## Work instruction
In the records below, find each line holding the word "JSON" and copy it.

○ ○ ○

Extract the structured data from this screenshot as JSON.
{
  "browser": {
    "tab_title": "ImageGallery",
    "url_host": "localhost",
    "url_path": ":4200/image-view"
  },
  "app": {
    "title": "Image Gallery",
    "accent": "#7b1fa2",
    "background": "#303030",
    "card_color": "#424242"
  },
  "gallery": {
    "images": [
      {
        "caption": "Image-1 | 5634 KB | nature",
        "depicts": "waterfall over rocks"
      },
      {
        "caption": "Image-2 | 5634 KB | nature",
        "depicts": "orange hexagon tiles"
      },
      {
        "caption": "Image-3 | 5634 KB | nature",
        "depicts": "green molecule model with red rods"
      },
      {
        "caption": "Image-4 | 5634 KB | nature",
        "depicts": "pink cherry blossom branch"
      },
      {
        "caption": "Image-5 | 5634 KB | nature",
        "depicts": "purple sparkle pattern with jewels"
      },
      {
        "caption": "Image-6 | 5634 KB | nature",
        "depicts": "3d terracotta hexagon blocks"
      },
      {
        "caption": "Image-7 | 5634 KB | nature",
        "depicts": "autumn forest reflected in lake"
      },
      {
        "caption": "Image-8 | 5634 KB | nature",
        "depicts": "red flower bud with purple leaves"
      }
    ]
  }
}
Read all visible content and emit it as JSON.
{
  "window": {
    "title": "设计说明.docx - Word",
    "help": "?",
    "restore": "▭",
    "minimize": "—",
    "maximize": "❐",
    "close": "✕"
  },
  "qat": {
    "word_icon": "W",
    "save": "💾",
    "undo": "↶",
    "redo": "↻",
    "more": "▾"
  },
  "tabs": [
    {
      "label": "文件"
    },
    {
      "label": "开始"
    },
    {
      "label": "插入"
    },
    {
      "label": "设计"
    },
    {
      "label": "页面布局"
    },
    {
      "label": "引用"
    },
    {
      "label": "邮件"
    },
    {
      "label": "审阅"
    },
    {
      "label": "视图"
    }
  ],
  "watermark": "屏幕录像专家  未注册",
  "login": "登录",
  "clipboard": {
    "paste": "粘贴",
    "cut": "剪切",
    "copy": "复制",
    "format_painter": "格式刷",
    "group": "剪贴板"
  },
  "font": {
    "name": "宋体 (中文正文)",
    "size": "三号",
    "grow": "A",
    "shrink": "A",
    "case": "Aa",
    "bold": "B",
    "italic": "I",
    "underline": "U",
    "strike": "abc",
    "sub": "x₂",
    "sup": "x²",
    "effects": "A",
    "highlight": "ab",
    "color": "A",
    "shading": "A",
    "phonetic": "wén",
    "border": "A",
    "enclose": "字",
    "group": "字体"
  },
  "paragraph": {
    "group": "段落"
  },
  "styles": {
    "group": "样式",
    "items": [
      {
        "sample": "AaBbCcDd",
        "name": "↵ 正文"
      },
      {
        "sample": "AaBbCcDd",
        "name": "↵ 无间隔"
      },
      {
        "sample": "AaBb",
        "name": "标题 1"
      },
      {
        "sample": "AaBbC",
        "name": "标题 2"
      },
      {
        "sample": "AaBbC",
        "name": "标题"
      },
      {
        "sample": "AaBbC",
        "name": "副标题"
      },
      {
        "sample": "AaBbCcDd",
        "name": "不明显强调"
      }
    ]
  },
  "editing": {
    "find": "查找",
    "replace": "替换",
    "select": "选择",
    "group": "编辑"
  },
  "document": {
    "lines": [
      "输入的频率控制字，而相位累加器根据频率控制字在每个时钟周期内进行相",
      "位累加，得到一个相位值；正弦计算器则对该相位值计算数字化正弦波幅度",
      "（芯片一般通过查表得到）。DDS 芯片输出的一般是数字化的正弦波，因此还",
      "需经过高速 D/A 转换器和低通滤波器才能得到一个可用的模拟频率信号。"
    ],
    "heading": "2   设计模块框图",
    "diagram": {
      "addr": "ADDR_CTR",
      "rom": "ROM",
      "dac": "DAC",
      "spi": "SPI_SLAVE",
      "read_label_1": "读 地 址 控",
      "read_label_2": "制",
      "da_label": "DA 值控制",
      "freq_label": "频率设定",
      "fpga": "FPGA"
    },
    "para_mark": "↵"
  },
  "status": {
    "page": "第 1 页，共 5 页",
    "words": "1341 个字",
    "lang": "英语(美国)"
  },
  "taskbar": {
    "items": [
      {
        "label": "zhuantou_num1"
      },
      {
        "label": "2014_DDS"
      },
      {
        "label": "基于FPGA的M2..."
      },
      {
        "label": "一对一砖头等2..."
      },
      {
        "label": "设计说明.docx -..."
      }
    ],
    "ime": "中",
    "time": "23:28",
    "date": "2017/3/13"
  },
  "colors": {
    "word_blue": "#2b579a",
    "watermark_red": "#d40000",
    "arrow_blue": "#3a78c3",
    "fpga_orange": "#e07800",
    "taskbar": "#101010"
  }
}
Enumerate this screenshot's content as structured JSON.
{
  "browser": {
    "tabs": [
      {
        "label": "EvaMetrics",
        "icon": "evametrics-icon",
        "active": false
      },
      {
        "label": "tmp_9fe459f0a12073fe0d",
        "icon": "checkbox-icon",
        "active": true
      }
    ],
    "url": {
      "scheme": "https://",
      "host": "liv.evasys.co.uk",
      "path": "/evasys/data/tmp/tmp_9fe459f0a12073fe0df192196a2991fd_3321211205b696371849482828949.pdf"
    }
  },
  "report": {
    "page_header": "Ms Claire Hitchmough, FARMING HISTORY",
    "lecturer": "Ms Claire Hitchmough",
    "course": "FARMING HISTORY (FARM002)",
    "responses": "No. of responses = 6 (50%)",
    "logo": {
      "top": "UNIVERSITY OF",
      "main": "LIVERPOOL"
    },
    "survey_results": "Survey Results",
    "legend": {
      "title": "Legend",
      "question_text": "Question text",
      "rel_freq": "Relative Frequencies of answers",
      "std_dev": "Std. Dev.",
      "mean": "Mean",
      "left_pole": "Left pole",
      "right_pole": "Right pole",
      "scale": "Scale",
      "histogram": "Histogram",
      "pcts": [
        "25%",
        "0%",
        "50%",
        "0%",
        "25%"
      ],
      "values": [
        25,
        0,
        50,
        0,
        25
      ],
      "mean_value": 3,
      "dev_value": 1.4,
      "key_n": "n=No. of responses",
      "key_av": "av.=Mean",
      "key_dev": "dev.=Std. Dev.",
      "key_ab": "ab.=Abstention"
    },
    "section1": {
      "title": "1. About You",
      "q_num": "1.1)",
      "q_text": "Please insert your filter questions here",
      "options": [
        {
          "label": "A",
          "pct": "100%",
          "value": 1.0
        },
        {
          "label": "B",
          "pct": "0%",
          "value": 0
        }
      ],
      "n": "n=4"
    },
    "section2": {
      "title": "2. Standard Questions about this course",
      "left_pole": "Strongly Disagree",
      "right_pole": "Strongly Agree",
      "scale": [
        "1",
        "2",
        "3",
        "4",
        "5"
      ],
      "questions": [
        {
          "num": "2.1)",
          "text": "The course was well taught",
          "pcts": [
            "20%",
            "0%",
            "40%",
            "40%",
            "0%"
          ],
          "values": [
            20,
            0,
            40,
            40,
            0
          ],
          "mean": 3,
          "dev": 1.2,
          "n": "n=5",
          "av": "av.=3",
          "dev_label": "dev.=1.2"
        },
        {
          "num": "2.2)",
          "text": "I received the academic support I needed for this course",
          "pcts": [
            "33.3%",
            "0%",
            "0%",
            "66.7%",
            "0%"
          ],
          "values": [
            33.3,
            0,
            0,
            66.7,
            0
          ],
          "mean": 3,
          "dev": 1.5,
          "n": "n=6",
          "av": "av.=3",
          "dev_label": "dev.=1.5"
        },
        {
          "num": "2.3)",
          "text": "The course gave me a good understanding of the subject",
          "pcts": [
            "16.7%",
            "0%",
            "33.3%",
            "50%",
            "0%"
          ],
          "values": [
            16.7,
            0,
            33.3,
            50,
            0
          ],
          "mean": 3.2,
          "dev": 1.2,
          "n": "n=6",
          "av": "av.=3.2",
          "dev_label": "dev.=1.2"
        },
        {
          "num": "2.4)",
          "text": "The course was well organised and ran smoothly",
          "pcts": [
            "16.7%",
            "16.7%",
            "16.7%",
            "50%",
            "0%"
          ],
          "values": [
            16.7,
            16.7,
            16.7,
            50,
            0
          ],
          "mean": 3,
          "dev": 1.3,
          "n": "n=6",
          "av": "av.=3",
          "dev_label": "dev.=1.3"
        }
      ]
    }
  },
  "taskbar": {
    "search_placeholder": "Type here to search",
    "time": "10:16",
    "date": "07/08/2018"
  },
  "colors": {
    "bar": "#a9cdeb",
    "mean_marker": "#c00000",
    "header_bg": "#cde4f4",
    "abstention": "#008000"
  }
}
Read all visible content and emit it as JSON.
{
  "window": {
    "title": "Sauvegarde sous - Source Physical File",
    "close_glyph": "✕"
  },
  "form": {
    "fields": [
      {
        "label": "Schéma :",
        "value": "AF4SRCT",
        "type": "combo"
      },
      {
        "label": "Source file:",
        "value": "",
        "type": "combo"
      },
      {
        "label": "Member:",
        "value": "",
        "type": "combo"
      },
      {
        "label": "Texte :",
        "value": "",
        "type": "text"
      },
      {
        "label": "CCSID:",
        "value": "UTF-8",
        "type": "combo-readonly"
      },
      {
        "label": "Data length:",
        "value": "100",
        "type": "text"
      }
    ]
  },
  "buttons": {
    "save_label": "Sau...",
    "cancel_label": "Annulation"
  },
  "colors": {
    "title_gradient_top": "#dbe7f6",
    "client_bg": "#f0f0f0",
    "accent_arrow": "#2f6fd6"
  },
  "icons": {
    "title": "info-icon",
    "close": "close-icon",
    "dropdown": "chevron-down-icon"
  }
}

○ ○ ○

## Finished exercise
Extract the structured data from this screenshot as JSON.
Read all visible content and emit it as JSON.
Enumerate this screenshot's content as structured JSON.
Read all visible content and emit it as JSON.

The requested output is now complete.